→ WHAT IS EXPECTED
Among the lines of the material below, how many carry the word "your"? Only the number is wanted.

--- --- ---

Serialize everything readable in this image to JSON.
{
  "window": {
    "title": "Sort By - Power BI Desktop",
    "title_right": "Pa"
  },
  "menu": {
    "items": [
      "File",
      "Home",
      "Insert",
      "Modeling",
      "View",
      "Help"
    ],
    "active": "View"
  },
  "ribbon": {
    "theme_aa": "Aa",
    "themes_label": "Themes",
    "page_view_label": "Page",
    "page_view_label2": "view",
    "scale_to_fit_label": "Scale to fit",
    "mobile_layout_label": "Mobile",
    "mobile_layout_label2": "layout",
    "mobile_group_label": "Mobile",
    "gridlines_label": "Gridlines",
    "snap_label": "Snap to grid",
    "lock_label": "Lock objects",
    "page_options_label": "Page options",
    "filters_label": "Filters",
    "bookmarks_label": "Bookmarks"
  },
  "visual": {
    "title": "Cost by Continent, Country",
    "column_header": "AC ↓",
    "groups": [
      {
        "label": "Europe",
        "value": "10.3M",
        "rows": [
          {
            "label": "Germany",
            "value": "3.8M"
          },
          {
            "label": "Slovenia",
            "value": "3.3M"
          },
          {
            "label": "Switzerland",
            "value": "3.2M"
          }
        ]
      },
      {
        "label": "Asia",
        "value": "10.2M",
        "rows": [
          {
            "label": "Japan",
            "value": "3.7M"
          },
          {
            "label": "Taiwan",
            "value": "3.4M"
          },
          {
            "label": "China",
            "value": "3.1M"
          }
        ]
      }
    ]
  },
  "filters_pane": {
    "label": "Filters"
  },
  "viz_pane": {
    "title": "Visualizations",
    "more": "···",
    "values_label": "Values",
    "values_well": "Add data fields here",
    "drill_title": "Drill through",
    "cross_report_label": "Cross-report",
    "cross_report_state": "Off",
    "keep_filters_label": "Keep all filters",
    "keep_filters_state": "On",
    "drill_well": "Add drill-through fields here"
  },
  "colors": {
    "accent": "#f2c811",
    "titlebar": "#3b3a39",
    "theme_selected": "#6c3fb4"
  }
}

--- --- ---

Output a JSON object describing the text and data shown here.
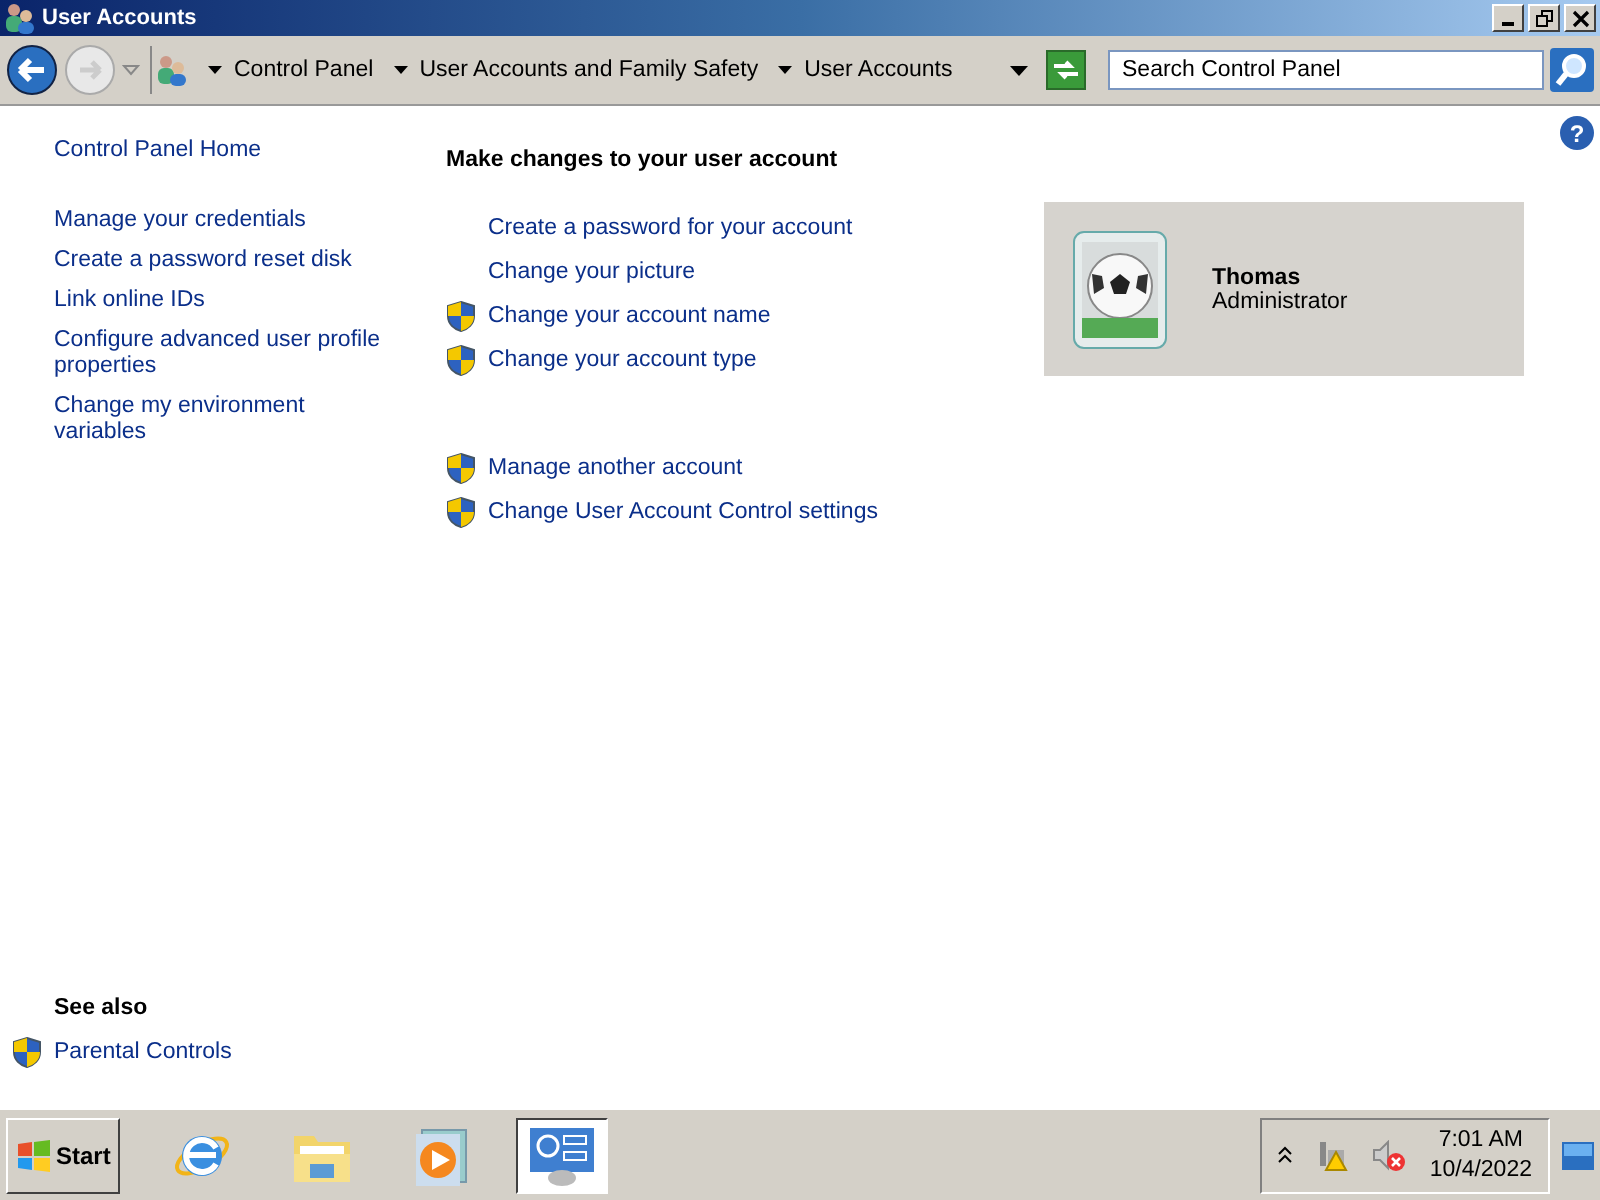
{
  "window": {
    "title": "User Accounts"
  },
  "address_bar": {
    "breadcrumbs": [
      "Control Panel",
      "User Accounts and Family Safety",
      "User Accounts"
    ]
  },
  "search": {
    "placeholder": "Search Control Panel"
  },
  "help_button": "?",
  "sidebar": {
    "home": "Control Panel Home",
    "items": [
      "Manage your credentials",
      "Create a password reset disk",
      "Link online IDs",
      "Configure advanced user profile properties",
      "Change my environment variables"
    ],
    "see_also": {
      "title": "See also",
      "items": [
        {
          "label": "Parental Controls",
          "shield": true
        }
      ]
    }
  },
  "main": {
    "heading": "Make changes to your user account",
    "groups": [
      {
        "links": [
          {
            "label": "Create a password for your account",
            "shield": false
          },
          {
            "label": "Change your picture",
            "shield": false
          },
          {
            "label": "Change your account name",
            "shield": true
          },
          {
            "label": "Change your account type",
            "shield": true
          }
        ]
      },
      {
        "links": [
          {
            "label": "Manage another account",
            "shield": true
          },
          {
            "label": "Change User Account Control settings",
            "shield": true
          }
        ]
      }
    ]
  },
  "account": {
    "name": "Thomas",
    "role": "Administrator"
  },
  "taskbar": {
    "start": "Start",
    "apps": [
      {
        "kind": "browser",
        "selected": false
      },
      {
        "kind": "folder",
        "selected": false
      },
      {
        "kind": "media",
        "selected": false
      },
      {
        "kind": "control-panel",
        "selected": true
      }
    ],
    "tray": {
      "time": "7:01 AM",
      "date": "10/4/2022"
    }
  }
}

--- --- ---

→ RESPONSE TO THE TASK
6